EXERCISE OBJECTIVE
Write only the number of lines below in which "phone" occurs.

Records contained in a dataset:
----
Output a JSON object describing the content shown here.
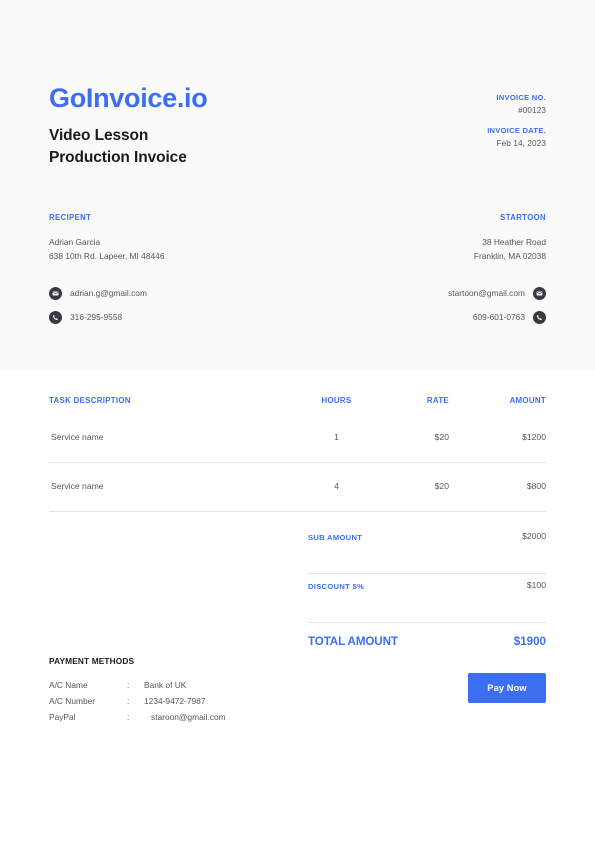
{
  "theme": {
    "accent": "#3b6ef0",
    "text": "#55555f",
    "heading": "#1b1b1f",
    "band_bg": "#fafafa",
    "page_bg": "#ffffff",
    "rule": "#e3e3e6",
    "icon_bg": "#3a3a42"
  },
  "header": {
    "brand": "GoInvoice.io",
    "title_line1": "Video Lesson",
    "title_line2": "Production Invoice",
    "meta": {
      "invoice_no_label": "INVOICE NO.",
      "invoice_no_value": "#00123",
      "invoice_date_label": "INVOICE DATE.",
      "invoice_date_value": "Feb 14, 2023"
    }
  },
  "recipient": {
    "title": "RECIPENT",
    "name": "Adrian Garcia",
    "address": "638 10th Rd.  Lapeer, MI 48446",
    "email": "adrian.g@gmail.com",
    "phone": "316-295-9558",
    "email_icon": "envelope-icon",
    "phone_icon": "phone-icon"
  },
  "sender": {
    "title": "STARTOON",
    "address_line1": "38 Heather Road",
    "address_line2": "Franklin, MA 02038",
    "email": "startoon@gmail.com",
    "phone": "609-601-0763",
    "email_icon": "envelope-icon",
    "phone_icon": "phone-icon"
  },
  "table": {
    "columns": {
      "description": "TASK DESCRIPTION",
      "hours": "HOURS",
      "rate": "RATE",
      "amount": "AMOUNT"
    },
    "rows": [
      {
        "description": "Service name",
        "hours": "1",
        "rate": "$20",
        "amount": "$1200"
      },
      {
        "description": "Service name",
        "hours": "4",
        "rate": "$20",
        "amount": "$800"
      }
    ]
  },
  "totals": {
    "sub_label": "SUB AMOUNT",
    "sub_value": "$2000",
    "discount_label": "DISCOUNT 5%",
    "discount_value": "$100",
    "total_label": "TOTAL AMOUNT",
    "total_value": "$1900"
  },
  "payment": {
    "title": "PAYMENT METHODS",
    "colon": ":",
    "rows": [
      {
        "key": "A/C Name",
        "value": "Bank of UK"
      },
      {
        "key": "A/C Number",
        "value": "1234-9472-7987"
      },
      {
        "key": "PayPal",
        "value": "staroon@gmail.com"
      }
    ],
    "pay_button": "Pay Now"
  }
}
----
THE COMPLETED TASK
4